And aside from questions of the source there’s bigger questions about whether Facebook should be playing content curator and picking favorites. Google Inc. (GOOG) and Microsoft Corp. (MSFT) both play in the news business as well, but their primary strategy is one of aggregation, not curation. Many of you reach DailyTech from Bing News or Google News. Whether you like the articles on this site or any other site, I would strongly argue that Google and Microsoft’s approach preserves news variety and independence. By all appearances Facebook’s new promoted stories feature is doing quite the opposite.
[Image Source: Wikimapia.org]
And any concerns of bias only grow when you consider the shadowy cloud of money surrounding the deal. According to USA Today:

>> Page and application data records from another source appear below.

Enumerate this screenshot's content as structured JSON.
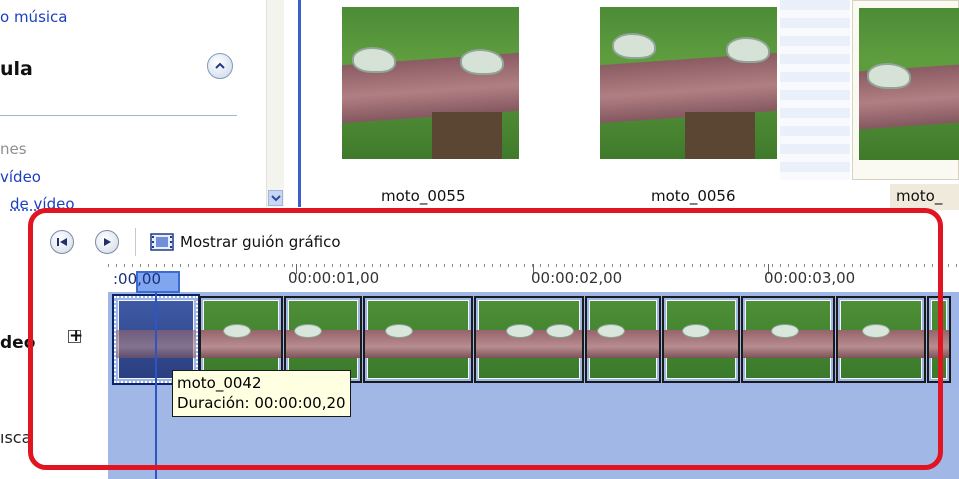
{
  "task_pane": {
    "link_music": "o música",
    "title": "ula",
    "gray_text": "nes",
    "link_video": "vídeo",
    "link_video_effects": "de vídeo"
  },
  "collection": {
    "thumbnails": [
      {
        "label": "moto_0055"
      },
      {
        "label": "moto_0056"
      },
      {
        "label": "moto_"
      }
    ]
  },
  "toolbar": {
    "storyboard_label": "Mostrar guión gráfico"
  },
  "ruler": {
    "playhead_time": ":00,00",
    "ticks": [
      "00:00:01,00",
      "00:00:02,00",
      "00:00:03,00"
    ]
  },
  "tracks": {
    "video_label": "deo",
    "expand_symbol": "+",
    "music_label": "ısca"
  },
  "tooltip": {
    "clip_name": "moto_0042",
    "duration": "Duración: 00:00:00,20"
  },
  "icons": {
    "rewind": "rewind-icon",
    "play": "play-icon",
    "storyboard": "filmstrip-icon",
    "collapse": "chevron-up-icon",
    "scroll_down": "chevron-down-icon"
  },
  "colors": {
    "highlight": "#e01521",
    "link": "#1b3fc1",
    "track": "#9fb7e8",
    "tooltip_bg": "#ffffe1"
  }
}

Very little is known about the outlines of the program, which has been kept very quiet.
How many articles will be published on Facebook each day or what the news creators will get paid for them are just some of the questions still to be answered.
The Times in particular has been carefully negotiating with Facebook because of concerns about giving away Times content for free when its has carefully built up a subscriber base of over one-million who pay to access the paper’s full digital content, New York magazine said.
Based on that one can conclude with reasonable certainty that Facebook is getting paid some cut of the ad revenue to promote these stories. And more than likely the news networks are getting something in return (a part of the advertising from traffic that Facebook delivers, namely). Some outlets like The NYT may actually look to limit this tsunami of traffic as giving away too much free news cheapens their brand if overdone. Ironically, though, it’s the most controversial outlets — Buzzfeed and NBC — which will likely be most eager to share their articles by the millions.
That all said, there’s also a case to be made for getting news — even of the somewhat biased or sensationalized kind to the masses. Many in America are very out of touch with what’s going on in their own states, let alone in their own nation’s government or the world. To some degree for all its negatives it’s hard to deny that Facebook will convince some who don’t usually seek out news to click and become more informed.
The program is worth carefully monitor both to gauge its scope and where Facebook is going to take it. But given the potential financial gains to Facebook by cashing in on shared news on its network, for better or worse organically shared news may soon be forced to compete with prominently placed promoted stories.
Source: USA Today